20,000 Graduate from First Round of New Venezuelan Educational Program

During the graduation ceremony, Venezuelan President Hugo Chávez honored the 20,686 graduates and affirmed that the budget for the education missions would be increased to $50 million per month. Chávez acknowledged Cuba's solidarity and thanked Cuba for granting 10,000 scholarships for graduates to study holistic community medicine.

Venezuela’s President Chavez congratulates a graduate of Mission Ribas, the new high school completion program.
Credit: Prensa Presidencial

Caracas, Venezuela, June 1, 2005—Venezuela’s President Hugo Chávez presided over the first “Mission Ribas” graduation ceremony yesterday, awarding 20,686 Venezuelans their high school diplomas.  Recognizing that education is key to eliminating poverty, reducing inequality and “breaking the chains of capitalism,” Chávez announced that in order to hasten the deepening of the educational missions and the transformation of the country, Mission Ribas’ budget would be increased to $50 million dollars a month.

The Venezuelan President also honored the 300 Mission Ribas graduates who have been selected to receive scholarships to study holistic community medicine and congratulated the vast majority of the graduates who have enrolled in Mission Sucre, where they will study at a university level, affirming that they demonstrate that the money of the state-owned oil company PdVSA “is not going to waste.”
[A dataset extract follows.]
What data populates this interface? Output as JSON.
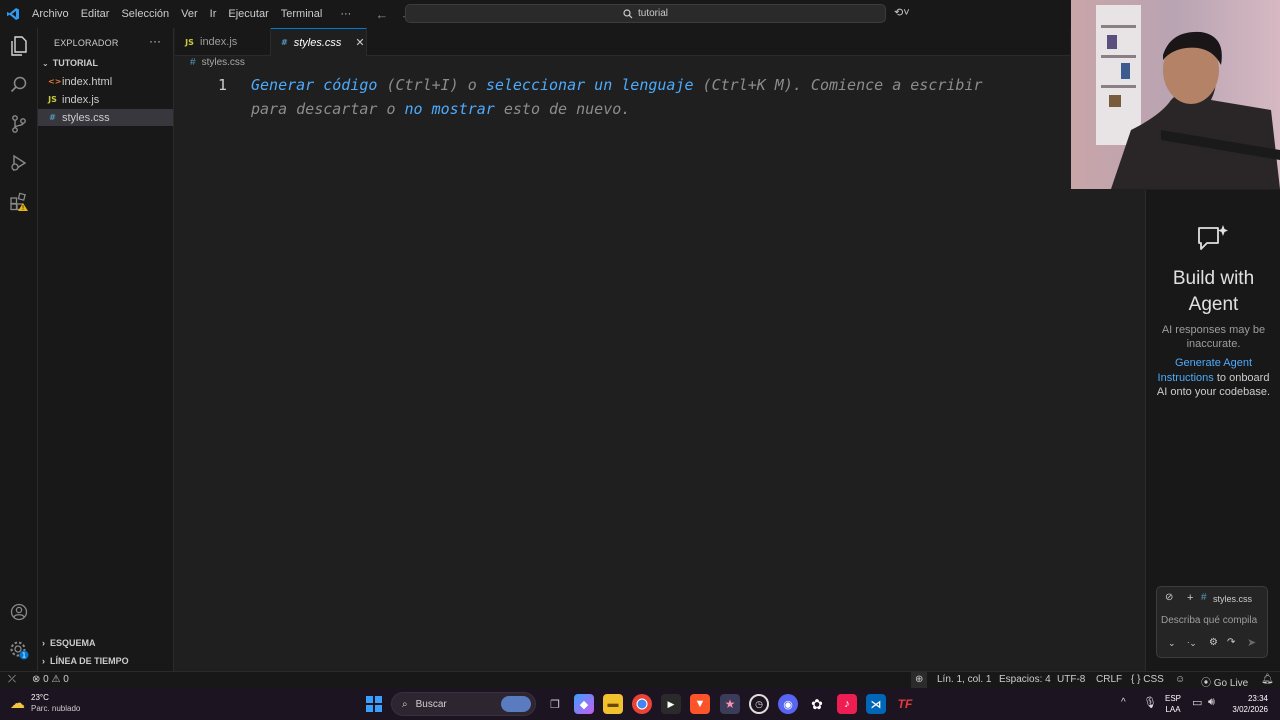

Initiated in November, 2003 Mission Ribas is a high school remedial program that targets the millions of Venezuelans who were unable to attend or finish high school.  The two-year program is divided into two levels:  7th-9th grade and 10th-12th grade.  Both levels teach Spanish, mathematics, geography, history, foreign languages and economics, in addition to several electives.  Currently there are 718,309 people in Mission Ribas.  It is expected that by the end of the year, over 210,000 will graduate.
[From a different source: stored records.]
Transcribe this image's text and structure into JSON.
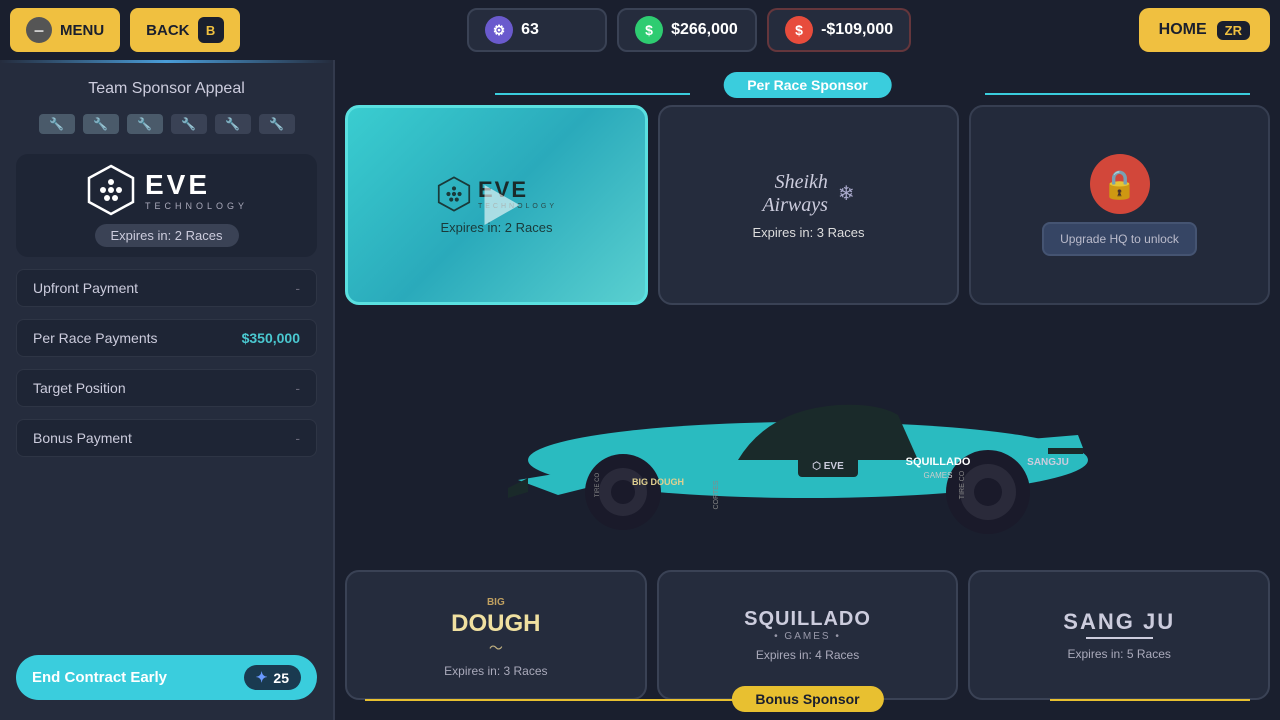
{
  "topbar": {
    "menu_label": "MENU",
    "menu_badge": "●",
    "back_label": "BACK",
    "back_badge": "B",
    "tech_value": "63",
    "money_value": "$266,000",
    "spend_value": "-$109,000",
    "home_label": "HOME",
    "home_badge": "ZR"
  },
  "left": {
    "appeal_title": "Team Sponsor Appeal",
    "sponsor_name": "EVE",
    "sponsor_sub": "TECHNOLOGY",
    "expires_label": "Expires in: 2 Races",
    "contract_items": [
      {
        "label": "Upfront Payment",
        "value": "-"
      },
      {
        "label": "Per Race Payments",
        "value": "$350,000"
      },
      {
        "label": "Target Position",
        "value": "-"
      },
      {
        "label": "Bonus Payment",
        "value": "-"
      }
    ],
    "end_contract_label": "End Contract Early",
    "end_contract_cost": "25"
  },
  "right": {
    "per_race_label": "Per Race Sponsor",
    "bonus_sponsor_label": "Bonus Sponsor",
    "top_sponsors": [
      {
        "name": "EVE Technology",
        "expires": "Expires in: 2 Races",
        "type": "active"
      },
      {
        "name": "Sheikh Airways",
        "expires": "Expires in: 3 Races",
        "type": "inactive"
      },
      {
        "name": "Locked",
        "expires": "Upgrade HQ to unlock",
        "type": "locked"
      }
    ],
    "bottom_sponsors": [
      {
        "name": "Big Dough",
        "expires": "Expires in: 3 Races",
        "type": "big_dough"
      },
      {
        "name": "Squillado Games",
        "expires": "Expires in: 4 Races",
        "type": "squillado"
      },
      {
        "name": "Sangju",
        "expires": "Expires in: 5 Races",
        "type": "sangju"
      }
    ]
  }
}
For Chávez, the changes in the Venezuelan educational system are “unprecedented” and will play an important role in “break[ing] in the chains of capitalism.” Capitalism, Chávez stated, has taken advantage of both the educational system as well as the media to inject the “venom” of materialism and individualism into the people. 

“The capitalist system that reigned here for many years converted almost all the universities into schools for the strengthening of this model.  They formed generations of mentally deranged people…without a sense of social consciousness and the university system became more elite and was taken over,” said Chavez.

According to Chávez, “the cure for this venom” cannot be decreed; it has to be fought against from within.  “We are going to strip this demon forever.  This is part of the challenge that we have,” he vowed. After pledging to dedicate himself to convince the people that socialism “is the only path to save the homeland,” the Venezuelan president assured that the socialism he is referring to is in no way a copy or a reflection of the Cuban model. 

“For us the challenge is not to copy any model; that would be a grave error…We say ‘long live socialist Cuba,’ but it would be a grave error that someone would try to, with the different era, with the geographical, political and historical differences, to copy a model or try to copy a model for Venezuela, such as the Cuban model or any other,” Chávez affirmed.

Although Venezuela is not implementing the Cuban political or educational system, Cuba is supporting the Venezuela in providing technology, methodology, and teacher training courses for the missions. Chávez acknowledged this solidarity in addressing the Cuban Minister of Education, Luis Ignacio Gómez, who was present during the ceremony, thanking him for his country’s cooperation and asking him to “give my commander and Brother Fidel Castro a hug.”

Cuba has granted an initial round of 10,000 scholarships to Mission Ribas and Sucre graduates to study holistic community medicine. Last month at the Mission Sucre graduation ceremony, Chávez announced that “within a few years we are going to have 100,000 new specialists in Holistic Community Medicine,” adding that soon Venezuela will be able to send a team of doctors to other areas in the world that live in misery.

The Venezuelan President also acknowledged that without the financial support from PdVSA, it would not have been possible to optimize the missions and announced that a monthly budget of $50 million has been allotted towards providing scholarships for students enrolled in Mission Ribas, Sucre, and Robinson.

“PdVSA is now of the people, not of the oligarchy, not of the US empire…Each day our PdVSA continues to put itself at the service of the necessities of the country and it’s national development,” affirmed Chávez, adding that the world can forget about cheap oil; “a barrel must cost $40 now.”

Increasing the missions’ budget is part of a larger effort to hasten the educational transformation of the country. Chávez urged the Minister of Higher Education, Samuel Moncada, to prioritize the construction of the Bolivarian Universities.  He went on to propose that PdVSA evaluate the possibilities of constructing Bolivarian Universities and residences in the rural areas that belong to the State. “We have to speed up the step in order that the new education model continues to take shape.” Chávez affirmed.